*WHAT TO WORK ON*:
With the pictures left out, write out the records verbatim.

++++++++++++++++++++

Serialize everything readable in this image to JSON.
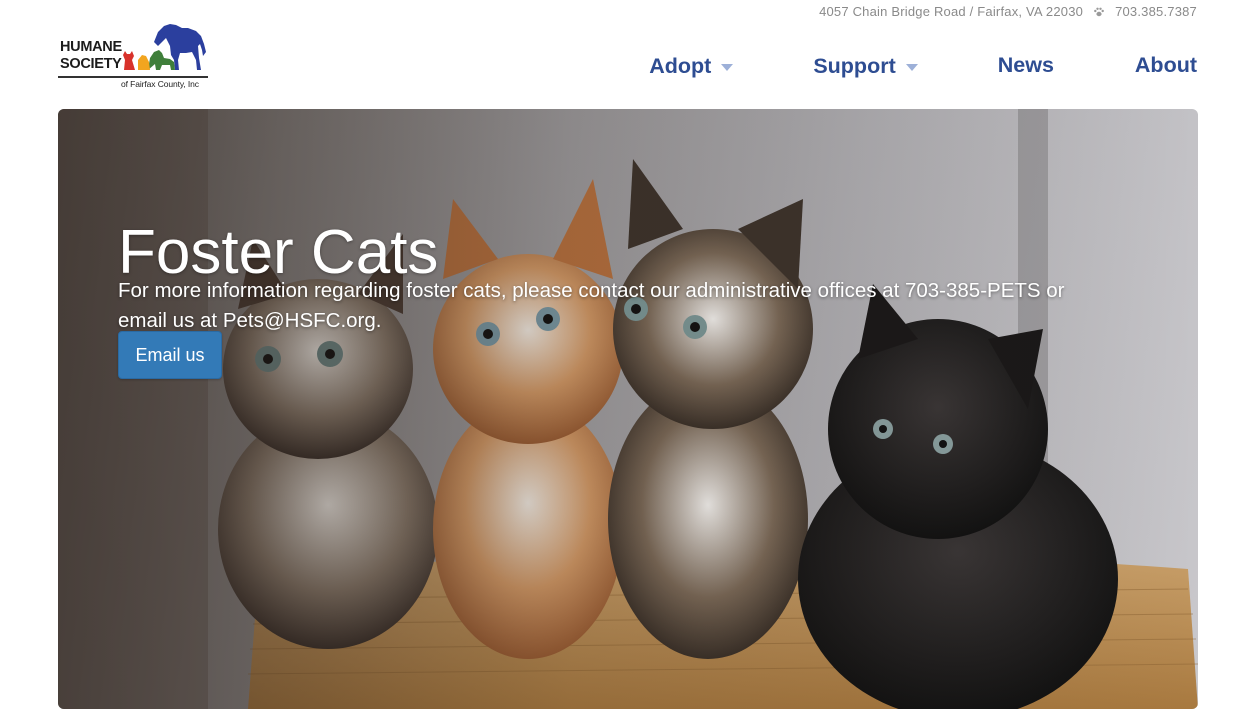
{
  "utility": {
    "address": "4057 Chain Bridge Road / Fairfax, VA 22030",
    "phone": "703.385.7387",
    "paw_icon": "paw-icon"
  },
  "logo": {
    "line1": "HUMANE",
    "line2": "SOCIETY",
    "line3": "of Fairfax County, Inc",
    "colors": {
      "horse": "#2b3f9e",
      "cat": "#d8322b",
      "small_pet": "#f2a51f",
      "dog": "#3f7f3a"
    }
  },
  "nav": {
    "items": [
      {
        "label": "Adopt",
        "has_dropdown": true
      },
      {
        "label": "Support",
        "has_dropdown": true
      },
      {
        "label": "News",
        "has_dropdown": false
      },
      {
        "label": "About",
        "has_dropdown": false
      }
    ],
    "color": "#2e4d92"
  },
  "hero": {
    "title": "Foster Cats",
    "text": "For more information regarding foster cats, please contact our administrative offices at 703-385-PETS or email us at Pets@HSFC.org.",
    "button_label": "Email us",
    "button_color": "#337ab7",
    "image": "kittens-in-basket-photo"
  }
}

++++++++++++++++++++

*REPLY TO THE EXERCISE*:
Serialize everything readable in this image to JSON.
{
  "utility": {
    "address": "4057 Chain Bridge Road / Fairfax, VA 22030",
    "phone": "703.385.7387",
    "paw_icon": "paw-icon"
  },
  "logo": {
    "line1": "HUMANE",
    "line2": "SOCIETY",
    "line3": "of Fairfax County, Inc",
    "colors": {
      "horse": "#2b3f9e",
      "cat": "#d8322b",
      "small_pet": "#f2a51f",
      "dog": "#3f7f3a"
    }
  },
  "nav": {
    "items": [
      {
        "label": "Adopt",
        "has_dropdown": true
      },
      {
        "label": "Support",
        "has_dropdown": true
      },
      {
        "label": "News",
        "has_dropdown": false
      },
      {
        "label": "About",
        "has_dropdown": false
      }
    ],
    "color": "#2e4d92"
  },
  "hero": {
    "title": "Foster Cats",
    "text": "For more information regarding foster cats, please contact our administrative offices at 703-385-PETS or email us at Pets@HSFC.org.",
    "button_label": "Email us",
    "button_color": "#337ab7",
    "image": "kittens-in-basket-photo"
  }
}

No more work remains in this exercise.